    FCC proposes changes to cable boxes that could save you money and bring new features

    FCC proposes changes to cable boxes that could save you money and bring new features
    Bryan Clark
    Story by

    Bryan Clark

    Former Managing Editor, TNW

    Bryan is a freelance journalist. Bryan is a freelance journalist.

    FCC Chariman Tom Wheeler just followed through on a congressional order to outline new rules for set-top boxes.

    Currently, Americans spend approximately $20 billion a year on fees for these box rentals. The majority of that cash is pure profit for the cable companies and an annual loss of $231 for each household forced to rent a box.

    If you’re keeping score, the TiVo Bolt is a much more feature-rich option and it’s nearly the same price as a set-top box rental. Roku and AppleTV are both about half the cost.

    Options are good for consumers, but cable monopolies all but ensure that the typical household is renting a set-top box from the cable company. Why? Because they’re forced to.

    The proposal outlines a desire to “create a framework for providing innovators, device manufacturers and developers” a platform to work on.

    In essence, the FCC wants the cable companies to allow integration from third-party developers to extend the functionality of these boxes, as well as ensuring seamless integration with mobile devices and the ability to surface more content from independent creators.

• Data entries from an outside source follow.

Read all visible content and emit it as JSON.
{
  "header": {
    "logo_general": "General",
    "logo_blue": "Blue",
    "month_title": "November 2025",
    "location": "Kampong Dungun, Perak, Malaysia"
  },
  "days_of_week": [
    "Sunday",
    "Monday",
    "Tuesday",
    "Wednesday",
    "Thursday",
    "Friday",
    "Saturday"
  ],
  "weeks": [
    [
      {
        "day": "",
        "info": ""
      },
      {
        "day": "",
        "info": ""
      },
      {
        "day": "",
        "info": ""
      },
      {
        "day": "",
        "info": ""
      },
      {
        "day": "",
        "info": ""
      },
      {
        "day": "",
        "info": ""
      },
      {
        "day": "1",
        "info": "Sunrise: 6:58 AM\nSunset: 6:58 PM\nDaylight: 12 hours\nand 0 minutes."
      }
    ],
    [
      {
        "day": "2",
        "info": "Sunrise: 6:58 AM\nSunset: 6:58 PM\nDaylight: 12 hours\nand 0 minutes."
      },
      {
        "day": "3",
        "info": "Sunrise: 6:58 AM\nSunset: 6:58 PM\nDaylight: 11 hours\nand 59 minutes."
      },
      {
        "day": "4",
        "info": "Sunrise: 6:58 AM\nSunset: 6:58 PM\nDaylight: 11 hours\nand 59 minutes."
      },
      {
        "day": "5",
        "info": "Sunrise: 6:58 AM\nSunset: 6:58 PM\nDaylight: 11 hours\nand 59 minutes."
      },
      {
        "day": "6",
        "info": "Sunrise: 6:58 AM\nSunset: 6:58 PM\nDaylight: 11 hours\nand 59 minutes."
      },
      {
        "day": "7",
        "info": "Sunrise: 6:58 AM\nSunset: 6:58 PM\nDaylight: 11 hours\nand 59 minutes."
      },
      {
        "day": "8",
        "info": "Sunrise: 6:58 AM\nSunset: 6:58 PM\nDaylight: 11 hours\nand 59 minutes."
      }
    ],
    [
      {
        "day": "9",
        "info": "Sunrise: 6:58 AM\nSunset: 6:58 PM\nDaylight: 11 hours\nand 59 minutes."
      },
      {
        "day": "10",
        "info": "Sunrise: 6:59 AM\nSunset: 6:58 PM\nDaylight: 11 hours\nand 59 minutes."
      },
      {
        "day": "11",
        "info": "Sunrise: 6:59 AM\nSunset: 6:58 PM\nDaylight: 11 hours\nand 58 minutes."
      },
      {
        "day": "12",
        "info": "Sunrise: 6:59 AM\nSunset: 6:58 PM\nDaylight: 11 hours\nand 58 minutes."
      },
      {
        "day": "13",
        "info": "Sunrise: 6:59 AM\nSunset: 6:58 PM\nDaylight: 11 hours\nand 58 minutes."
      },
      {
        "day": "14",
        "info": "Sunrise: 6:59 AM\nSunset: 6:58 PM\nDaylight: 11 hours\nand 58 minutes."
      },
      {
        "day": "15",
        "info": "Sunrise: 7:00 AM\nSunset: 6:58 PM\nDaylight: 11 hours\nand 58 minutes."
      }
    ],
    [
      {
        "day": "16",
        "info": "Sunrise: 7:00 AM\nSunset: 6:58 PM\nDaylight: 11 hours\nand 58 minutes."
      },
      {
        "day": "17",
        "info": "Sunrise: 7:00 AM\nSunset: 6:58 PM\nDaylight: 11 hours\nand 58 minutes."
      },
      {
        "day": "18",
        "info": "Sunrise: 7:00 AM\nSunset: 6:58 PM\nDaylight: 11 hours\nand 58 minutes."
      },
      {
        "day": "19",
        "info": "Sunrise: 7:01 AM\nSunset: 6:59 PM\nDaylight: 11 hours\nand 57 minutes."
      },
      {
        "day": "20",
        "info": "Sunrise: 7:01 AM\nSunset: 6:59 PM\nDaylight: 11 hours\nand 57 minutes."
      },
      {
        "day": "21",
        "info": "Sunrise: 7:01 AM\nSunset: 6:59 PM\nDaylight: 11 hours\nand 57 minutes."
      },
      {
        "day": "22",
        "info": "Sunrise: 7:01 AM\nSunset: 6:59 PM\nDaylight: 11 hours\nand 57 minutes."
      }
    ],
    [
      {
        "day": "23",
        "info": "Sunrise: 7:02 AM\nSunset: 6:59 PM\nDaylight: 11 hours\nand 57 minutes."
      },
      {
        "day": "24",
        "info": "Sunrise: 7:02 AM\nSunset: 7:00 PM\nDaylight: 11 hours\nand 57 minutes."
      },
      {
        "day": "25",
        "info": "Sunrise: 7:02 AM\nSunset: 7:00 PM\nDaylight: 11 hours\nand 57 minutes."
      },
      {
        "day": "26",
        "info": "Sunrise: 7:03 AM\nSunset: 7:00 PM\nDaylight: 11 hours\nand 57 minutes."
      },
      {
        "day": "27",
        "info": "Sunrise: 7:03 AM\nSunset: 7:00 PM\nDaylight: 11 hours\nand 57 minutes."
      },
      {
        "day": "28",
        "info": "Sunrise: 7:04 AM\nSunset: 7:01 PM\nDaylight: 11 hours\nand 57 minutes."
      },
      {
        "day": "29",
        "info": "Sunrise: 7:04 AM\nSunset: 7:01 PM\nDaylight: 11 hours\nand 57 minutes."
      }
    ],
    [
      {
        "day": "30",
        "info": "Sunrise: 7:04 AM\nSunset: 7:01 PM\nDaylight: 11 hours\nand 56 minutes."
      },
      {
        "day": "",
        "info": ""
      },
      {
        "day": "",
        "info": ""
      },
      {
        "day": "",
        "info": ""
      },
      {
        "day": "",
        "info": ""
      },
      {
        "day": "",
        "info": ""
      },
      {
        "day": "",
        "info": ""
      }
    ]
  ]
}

    The FCC will vote on the plan on February 18.

    The FCC’s Plan to Fix Cable Boxes Will Save You a Ton of Money [Gizmodo]